I already did a general post on item songs (here), this is specifically looking at how they are structured, the components of them, inspired by how “Suraiyya” from Thugs of Hindostan kind of twisted the standard structure.
I am not a musicologist, I am not a dancer, I am not an expert on poetic stylings. All I know is how these particular songs usually appear in films. So take this post in that light, not as real historical information on this particular kind of art form.
Watching “Suraiyya”, on one level there was just vague irritation because the cuts and camera angles were not the best, and I felt like the dancing wasn’t given the right filming. But there was also that feeling of something that should be, and usually is, one way now being another. Like seeing a purple cow. That worked away at my brain until I was able to sit down and think about how I would have expected that kind of a song to go, in that setting at that place in the film, and figure out exactly what is usually in those songs. And then I could see how “Suraiyya” just wasn’t right, wasn’t what I expected.
“Item song” may not be the right term here, “Tawaif song” might be even better. A song that is a woman trying to entice men to her and follows a certain pattern to do so.
First, there is the intro, the part where she teases the audience with revealing her true beauty while at the same time bragging about it.
Slowly, she exhibits each part of her talent, her grace, her face, her hair, and of course the wit of her lyrics.
Eventually, once she has brought them to a fever pitch, the audience starts singing back to her, so over come by her beauty that they are inspired.

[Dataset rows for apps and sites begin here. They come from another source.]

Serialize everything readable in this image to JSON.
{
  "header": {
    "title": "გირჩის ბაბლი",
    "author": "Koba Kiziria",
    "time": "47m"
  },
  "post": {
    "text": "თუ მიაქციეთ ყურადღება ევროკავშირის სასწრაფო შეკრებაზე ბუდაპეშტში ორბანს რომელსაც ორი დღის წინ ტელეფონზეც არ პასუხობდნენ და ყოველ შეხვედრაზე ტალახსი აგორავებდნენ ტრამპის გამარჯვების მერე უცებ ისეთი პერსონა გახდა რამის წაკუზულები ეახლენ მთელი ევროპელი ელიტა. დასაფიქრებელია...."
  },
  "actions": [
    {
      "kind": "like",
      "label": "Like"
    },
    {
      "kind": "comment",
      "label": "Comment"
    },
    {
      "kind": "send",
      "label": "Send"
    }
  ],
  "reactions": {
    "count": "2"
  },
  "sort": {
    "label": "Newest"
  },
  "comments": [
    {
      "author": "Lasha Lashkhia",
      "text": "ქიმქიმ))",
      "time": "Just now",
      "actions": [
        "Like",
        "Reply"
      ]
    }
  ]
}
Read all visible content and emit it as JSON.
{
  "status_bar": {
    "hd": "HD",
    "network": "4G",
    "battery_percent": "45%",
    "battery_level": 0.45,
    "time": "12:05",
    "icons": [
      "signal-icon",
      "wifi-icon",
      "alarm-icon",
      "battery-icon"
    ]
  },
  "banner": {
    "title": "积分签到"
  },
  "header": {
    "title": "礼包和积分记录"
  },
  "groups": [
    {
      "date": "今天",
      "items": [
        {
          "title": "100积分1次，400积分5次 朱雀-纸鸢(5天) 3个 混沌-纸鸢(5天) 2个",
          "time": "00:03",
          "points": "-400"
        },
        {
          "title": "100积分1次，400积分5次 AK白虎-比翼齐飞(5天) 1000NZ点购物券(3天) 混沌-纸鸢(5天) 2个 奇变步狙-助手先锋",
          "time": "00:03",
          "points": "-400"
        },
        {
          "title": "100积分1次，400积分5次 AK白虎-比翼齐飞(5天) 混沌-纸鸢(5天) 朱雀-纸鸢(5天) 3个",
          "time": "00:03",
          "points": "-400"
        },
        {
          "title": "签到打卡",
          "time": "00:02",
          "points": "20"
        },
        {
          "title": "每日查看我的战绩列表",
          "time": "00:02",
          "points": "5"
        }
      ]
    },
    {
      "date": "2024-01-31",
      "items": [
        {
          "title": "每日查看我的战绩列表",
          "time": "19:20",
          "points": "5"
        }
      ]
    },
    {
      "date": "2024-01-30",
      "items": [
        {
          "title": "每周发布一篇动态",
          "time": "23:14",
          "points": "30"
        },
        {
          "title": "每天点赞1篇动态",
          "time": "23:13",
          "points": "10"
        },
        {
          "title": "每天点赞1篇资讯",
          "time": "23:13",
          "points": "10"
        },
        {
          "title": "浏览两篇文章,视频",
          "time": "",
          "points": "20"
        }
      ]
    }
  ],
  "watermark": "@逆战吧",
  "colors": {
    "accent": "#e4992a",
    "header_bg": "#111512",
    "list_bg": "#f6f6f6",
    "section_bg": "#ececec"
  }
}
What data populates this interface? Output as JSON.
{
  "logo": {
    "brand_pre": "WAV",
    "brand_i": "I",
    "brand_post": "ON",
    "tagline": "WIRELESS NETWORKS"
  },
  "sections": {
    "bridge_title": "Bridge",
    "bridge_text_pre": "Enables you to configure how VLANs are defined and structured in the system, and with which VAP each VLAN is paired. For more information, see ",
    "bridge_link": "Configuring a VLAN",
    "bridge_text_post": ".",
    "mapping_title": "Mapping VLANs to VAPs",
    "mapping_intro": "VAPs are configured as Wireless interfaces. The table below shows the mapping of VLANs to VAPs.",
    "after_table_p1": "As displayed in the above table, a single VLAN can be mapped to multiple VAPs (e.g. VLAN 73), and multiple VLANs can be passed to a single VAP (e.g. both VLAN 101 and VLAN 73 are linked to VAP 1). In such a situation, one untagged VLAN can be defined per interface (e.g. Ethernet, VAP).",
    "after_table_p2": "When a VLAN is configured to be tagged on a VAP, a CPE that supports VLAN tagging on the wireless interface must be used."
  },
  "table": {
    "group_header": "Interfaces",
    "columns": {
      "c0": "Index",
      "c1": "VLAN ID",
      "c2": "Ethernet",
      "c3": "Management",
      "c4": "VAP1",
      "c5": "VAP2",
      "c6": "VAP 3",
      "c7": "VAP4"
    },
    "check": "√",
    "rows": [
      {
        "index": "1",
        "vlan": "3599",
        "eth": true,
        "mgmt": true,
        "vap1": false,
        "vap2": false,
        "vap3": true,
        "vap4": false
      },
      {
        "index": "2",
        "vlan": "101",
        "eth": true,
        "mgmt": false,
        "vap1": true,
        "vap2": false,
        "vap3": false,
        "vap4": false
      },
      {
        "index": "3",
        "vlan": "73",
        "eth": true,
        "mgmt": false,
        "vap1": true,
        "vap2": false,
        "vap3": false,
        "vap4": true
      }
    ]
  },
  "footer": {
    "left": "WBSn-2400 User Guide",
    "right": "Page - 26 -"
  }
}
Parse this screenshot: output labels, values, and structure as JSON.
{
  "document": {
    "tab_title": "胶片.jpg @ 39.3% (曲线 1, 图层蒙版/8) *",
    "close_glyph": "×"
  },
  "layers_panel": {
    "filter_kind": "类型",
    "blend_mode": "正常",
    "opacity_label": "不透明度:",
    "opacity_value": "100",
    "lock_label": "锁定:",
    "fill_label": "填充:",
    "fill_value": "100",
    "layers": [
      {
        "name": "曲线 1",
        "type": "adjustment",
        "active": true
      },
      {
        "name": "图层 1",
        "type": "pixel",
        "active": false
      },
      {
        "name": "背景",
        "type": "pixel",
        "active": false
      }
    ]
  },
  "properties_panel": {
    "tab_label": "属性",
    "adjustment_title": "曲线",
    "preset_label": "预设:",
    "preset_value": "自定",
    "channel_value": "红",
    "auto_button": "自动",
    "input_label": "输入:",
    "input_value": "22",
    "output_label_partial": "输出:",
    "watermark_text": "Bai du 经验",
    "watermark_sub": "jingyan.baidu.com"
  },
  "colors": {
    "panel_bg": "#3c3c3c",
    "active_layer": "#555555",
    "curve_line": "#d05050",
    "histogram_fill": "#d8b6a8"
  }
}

In joy at their tribute, she spins wildly and dances crazily.
In the end, she is a Goddess, her woman power has overcome the weak men watching her and inspired the other women with her, there is no appropriate response but cheers and the throwing of money, raising glasses, throw scarves in the air.
There are some other parts of this. For one thing, the men never touch her. In fact, her body is so powerful that they run in fear of touching her, mere close proximity is enough to make them faint. The highest joy is to be able to dance with her, close but not touching.
Ultimately, most importantly, it is a skill and a job she is good at. This is not like the “drunk heroine” song where an unskilled girl turns into a sexy dancer with one drop of liquor, this is a triumphal display of skill, both by the character and the actress, which is lovingly and clearly filmed in order to make the audience in the the theater bow down in worship just as the audience onscreen does.
Now, let me say what seems “off” about “Surraiya”. First and most importantly, our heroine has no voice. Part of the Tawaif tradition was not just showing off their bodies, but showing off the intelligence of their minds through their words. But in this song, Katrina does not sing for herself until almost halfway in. Instead, Aamir takes her voice from her.
There is no build, Katrina is just there, then we cut to the audience, and back to her. No curtains pulling back, no moment of stillness before the first move, none of that. She is not a magical being to be worshiped, pulling towards her the enormous power of her talent, but just a woman to dance for us.
And there is no build towards the crazed dancing. In most songs, the moves accelerate, faster and faster, as the song goes on. There is an energy being given and received from the audience to the performer and back again, building and building up, until it reaches full expression at the end. But in this song, Katrina dances as wildly and crazily at the start as she does at the end.
And it ends not with men cheering and throwing money (as is the classic pre-cut moment of these songs), but instead the men ignoring her and chasing Aamir.
Beyond that structure, there is also the other parts that are just not right. The whole song is having Aamir trying to touch her, to possess her, that is disturbing. It minimizes her performance from a moment of great power that deserves to be respected, to just a tease and a body that men want to touch.
There is the way it is clearly a duet just between her and Aamir. She even turns her back on the crowd, she is not trying to bring dozens of men to their death, she only cares about Aamir. And her power is not increased by their worship because the camera does not show that, does not show her at a higher level than them, but instead focuses on how she and Aamir are equals or he is even superior.
It would be one thing if Aamir was her true love and she was performing in an effort to bring him to her. But instead, she is struggling to keep him off, and failing.
Most of all, there is no talent here, no skill. Katrina is constantly forced into graceless moves that diminish her female body instead of celebrating it. She is on the floor, at least half the time, crawling around like a pitiful thing. Unlike most of these songs, where the female body does amazing things, stretches and sways.
A woman’s power is in her hips, like a man’s is in his shoulders. Literally, it is where her center of gravity is located. Dance moves that accentuate the hips are natural and easy for a woman’s body and look right on her, look strong. Katrina’s moves here diminish the hips, she is constantly bending in the middle, throwing herself literally off-balance. Katrina’s body and her hard work and her dancing skill is all made small, and weak.
Now, for comparison, look at the first great Katrina item song, “Sheila Ki Jawani”, which is all about her singing out her own glory as the men cheer, pushing away and controlling the men around her, and being shot at a low angle so that her body is turned into a figure of worship and power. Not to mention the constant moves that emphasize her natural female grace, hips and breasts prominent and strong.